by LAURA KEIL
Despite an unusually warm spring, it’s been a mercifully quiet year for Robson Valley fires. But local fire crews have been busy pitching in elsewhere in the Province.
All three three-person crews have cycled through the Peace River area to assist with fighting large fires up there, says Ray Mikolash Zone Protection Officer for Robson Valley Zone.
One local crew was still there as of last Friday, helping with mop-up.
The Robson Valley office has assisted in Fort St. John, Dawson Creek, and Hudson Hope so far this year.
“We’re just back now and just catching up and getting ready for the rest of the fire season and what it brings,” Mikolash says.
Despite recent cool temperatures and precipitation in the Prince George Fire Centre, the weather forecast is calling for a warm drying trend, according to the Fire Centre. Since April 1st, the BC Wildfire Service has responded to 131 wildfires in the Prince George Fire Centre, burning 89,543 hectares. Of those fires, 95 per cent were human-caused.
Mikolash says the early fire season has cut into their normal spring training, though they are catching up quickly. He says it helps that all crew members this year have a fair amount of experience.
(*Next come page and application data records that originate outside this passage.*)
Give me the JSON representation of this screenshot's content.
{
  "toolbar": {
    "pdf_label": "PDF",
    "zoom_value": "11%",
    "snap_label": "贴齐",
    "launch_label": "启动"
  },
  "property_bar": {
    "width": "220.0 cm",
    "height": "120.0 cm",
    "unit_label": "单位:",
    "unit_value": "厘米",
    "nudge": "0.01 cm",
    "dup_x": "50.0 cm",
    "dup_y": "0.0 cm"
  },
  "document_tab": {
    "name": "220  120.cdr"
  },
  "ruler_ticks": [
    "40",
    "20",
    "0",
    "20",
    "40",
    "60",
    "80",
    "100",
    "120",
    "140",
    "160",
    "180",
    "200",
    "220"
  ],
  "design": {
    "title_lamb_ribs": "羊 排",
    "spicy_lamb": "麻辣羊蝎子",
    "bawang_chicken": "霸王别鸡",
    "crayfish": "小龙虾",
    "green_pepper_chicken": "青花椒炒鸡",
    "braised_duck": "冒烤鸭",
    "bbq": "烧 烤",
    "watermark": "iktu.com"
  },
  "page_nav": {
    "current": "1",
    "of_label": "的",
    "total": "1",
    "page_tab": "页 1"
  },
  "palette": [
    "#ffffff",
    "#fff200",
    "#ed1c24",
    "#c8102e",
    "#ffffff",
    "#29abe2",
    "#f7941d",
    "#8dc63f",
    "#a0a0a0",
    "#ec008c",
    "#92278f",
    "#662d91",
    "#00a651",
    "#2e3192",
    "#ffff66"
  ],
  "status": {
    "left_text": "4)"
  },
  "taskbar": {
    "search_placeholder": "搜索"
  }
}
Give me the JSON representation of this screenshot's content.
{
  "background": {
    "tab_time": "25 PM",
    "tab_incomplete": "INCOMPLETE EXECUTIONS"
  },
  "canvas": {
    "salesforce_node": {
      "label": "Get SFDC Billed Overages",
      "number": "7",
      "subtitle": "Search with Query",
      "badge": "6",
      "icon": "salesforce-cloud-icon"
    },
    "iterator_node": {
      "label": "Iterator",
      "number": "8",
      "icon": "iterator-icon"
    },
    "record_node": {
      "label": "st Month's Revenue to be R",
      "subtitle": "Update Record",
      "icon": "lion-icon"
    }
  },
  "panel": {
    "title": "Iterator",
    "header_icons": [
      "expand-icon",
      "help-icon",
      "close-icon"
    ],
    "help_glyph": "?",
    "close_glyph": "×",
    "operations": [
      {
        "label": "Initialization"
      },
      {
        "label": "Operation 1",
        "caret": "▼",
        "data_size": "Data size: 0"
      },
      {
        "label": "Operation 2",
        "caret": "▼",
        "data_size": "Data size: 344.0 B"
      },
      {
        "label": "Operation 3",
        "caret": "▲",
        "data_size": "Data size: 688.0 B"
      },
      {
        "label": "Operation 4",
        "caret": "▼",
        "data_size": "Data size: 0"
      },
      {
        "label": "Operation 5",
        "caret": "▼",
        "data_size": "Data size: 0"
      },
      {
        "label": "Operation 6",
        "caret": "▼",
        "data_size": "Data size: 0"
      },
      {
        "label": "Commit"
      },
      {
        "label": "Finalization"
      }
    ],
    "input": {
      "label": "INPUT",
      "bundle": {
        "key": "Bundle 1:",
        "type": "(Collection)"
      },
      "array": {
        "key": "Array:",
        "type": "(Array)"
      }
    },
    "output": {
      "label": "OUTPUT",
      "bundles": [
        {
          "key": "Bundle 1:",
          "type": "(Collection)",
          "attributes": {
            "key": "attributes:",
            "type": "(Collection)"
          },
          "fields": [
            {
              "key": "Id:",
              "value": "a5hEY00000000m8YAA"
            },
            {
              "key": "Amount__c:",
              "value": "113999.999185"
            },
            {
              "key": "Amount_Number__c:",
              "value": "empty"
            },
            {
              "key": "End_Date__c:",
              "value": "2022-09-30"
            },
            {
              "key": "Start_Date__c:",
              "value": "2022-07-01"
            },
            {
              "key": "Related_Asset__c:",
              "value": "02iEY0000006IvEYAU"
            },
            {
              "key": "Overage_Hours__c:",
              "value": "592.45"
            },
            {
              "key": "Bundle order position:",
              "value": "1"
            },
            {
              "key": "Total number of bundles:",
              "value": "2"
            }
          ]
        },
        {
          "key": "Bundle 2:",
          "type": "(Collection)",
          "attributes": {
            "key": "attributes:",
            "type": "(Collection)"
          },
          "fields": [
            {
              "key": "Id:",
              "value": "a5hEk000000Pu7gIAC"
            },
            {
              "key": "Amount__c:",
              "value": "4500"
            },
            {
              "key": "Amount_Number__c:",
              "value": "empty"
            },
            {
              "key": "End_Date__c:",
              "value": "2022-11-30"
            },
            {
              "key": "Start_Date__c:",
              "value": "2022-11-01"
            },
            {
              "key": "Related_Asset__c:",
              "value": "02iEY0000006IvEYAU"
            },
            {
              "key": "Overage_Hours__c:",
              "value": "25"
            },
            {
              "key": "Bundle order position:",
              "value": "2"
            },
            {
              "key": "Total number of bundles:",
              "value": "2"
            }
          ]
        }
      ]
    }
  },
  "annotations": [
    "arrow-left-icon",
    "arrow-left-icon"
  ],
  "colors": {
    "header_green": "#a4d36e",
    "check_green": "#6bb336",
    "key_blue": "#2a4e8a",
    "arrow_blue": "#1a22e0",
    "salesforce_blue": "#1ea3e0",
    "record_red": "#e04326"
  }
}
BC sent fire crews to Alberta last month to help there, but Mikolash says those loans are always done with the BC’s needs in mind.
“We always maintain a capacity for what’s going on locally and provincially,” he says.
As far as what the rest of the summer will bring, Mikolash says you can only speculate.
“Everyone’s saying there’s potential for warmer drier conditions this summer, but we’ll see what happens when it happens,” he says. “You can forecast, but it’s really what comes.”
There is still a category 2 open fire ban in the Prince George Fire Centre (which includes the Robson Valley zone).
This open fire prohibition does not ban campfires that are half-metre high by a half-metre wide or smaller, or apply to cooking stoves that use gas, propane or briquettes.
Mikolash says if you have a campfire, you should have water and tools nearby. The campfire should have a proper fire ring and be in a secure area where it can’t spread. It should be attended at all times.
For more information on fire smarting your home or business, visit www.bcwildfire.ca